How to complete this task — Pick out all lines of the entries that include the word "Gary" and copy them.
Input material START
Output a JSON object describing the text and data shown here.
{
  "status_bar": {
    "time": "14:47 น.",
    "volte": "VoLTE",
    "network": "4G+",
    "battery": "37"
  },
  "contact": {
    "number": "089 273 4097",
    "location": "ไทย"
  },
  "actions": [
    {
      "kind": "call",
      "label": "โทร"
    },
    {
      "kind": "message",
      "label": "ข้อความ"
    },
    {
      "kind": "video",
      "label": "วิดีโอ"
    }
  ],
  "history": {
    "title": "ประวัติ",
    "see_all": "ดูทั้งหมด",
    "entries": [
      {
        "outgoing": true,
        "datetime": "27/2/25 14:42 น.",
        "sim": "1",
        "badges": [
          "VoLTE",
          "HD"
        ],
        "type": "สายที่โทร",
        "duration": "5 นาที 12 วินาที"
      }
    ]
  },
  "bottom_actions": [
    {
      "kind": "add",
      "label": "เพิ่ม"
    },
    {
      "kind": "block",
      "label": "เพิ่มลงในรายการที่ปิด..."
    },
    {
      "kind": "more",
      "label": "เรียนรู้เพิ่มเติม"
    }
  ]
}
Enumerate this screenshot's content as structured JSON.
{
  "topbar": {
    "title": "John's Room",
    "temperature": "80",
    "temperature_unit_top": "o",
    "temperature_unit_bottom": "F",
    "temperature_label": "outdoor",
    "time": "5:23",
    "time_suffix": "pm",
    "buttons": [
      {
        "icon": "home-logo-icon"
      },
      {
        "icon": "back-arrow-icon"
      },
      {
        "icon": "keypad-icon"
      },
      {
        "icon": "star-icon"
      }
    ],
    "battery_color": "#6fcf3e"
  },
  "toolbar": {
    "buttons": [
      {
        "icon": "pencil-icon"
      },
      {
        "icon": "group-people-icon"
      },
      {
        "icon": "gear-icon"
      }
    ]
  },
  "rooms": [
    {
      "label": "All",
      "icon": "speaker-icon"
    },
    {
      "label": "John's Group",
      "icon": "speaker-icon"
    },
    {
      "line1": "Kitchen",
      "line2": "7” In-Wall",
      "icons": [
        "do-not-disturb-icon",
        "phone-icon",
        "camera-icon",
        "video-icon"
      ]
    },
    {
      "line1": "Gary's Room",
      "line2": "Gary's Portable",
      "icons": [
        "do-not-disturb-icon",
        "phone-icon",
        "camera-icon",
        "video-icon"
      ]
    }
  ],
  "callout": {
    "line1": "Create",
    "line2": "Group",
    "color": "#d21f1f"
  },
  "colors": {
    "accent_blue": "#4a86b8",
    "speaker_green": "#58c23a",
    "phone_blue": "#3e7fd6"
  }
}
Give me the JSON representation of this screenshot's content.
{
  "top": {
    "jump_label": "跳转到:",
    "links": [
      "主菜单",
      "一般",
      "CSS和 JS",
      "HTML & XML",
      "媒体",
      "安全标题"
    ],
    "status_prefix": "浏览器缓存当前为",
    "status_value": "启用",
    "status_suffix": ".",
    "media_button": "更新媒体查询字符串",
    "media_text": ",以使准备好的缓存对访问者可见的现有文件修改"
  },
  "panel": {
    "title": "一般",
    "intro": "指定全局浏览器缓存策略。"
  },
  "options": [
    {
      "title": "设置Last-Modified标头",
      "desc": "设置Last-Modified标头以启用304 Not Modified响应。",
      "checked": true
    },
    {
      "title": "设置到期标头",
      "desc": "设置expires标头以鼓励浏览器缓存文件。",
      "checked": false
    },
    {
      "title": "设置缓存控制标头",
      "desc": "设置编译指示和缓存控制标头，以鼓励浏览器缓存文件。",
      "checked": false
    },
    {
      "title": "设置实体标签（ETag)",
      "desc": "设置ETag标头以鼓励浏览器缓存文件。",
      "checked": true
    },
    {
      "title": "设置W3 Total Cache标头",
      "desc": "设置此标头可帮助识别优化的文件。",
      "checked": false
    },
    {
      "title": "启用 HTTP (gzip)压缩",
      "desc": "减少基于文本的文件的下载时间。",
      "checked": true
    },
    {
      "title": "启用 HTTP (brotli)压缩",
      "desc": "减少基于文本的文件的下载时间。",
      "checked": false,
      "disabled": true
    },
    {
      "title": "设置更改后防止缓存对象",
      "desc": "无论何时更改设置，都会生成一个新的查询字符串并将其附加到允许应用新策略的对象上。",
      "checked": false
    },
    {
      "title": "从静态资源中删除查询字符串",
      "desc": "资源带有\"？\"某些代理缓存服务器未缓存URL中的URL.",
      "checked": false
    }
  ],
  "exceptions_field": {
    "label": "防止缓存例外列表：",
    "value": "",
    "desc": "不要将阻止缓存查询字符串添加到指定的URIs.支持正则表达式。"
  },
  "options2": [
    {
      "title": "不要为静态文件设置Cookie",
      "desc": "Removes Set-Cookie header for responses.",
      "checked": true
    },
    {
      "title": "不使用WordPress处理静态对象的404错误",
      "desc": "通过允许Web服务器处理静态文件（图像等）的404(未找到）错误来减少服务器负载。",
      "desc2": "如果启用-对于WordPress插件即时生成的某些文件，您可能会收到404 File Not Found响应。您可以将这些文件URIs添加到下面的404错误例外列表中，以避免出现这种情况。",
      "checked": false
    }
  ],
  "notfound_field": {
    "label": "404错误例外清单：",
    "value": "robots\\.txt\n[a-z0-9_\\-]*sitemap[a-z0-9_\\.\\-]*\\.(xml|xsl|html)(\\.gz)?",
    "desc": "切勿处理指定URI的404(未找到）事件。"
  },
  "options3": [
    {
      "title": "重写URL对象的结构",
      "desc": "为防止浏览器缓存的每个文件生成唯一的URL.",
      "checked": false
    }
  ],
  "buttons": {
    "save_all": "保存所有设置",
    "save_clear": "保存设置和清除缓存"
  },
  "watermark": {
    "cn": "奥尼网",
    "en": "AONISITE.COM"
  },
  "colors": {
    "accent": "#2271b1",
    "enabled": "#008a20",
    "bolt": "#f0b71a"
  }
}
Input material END
Solution for this task —
      "line1": "Gary's Room",
      "line2": "Gary's Portable",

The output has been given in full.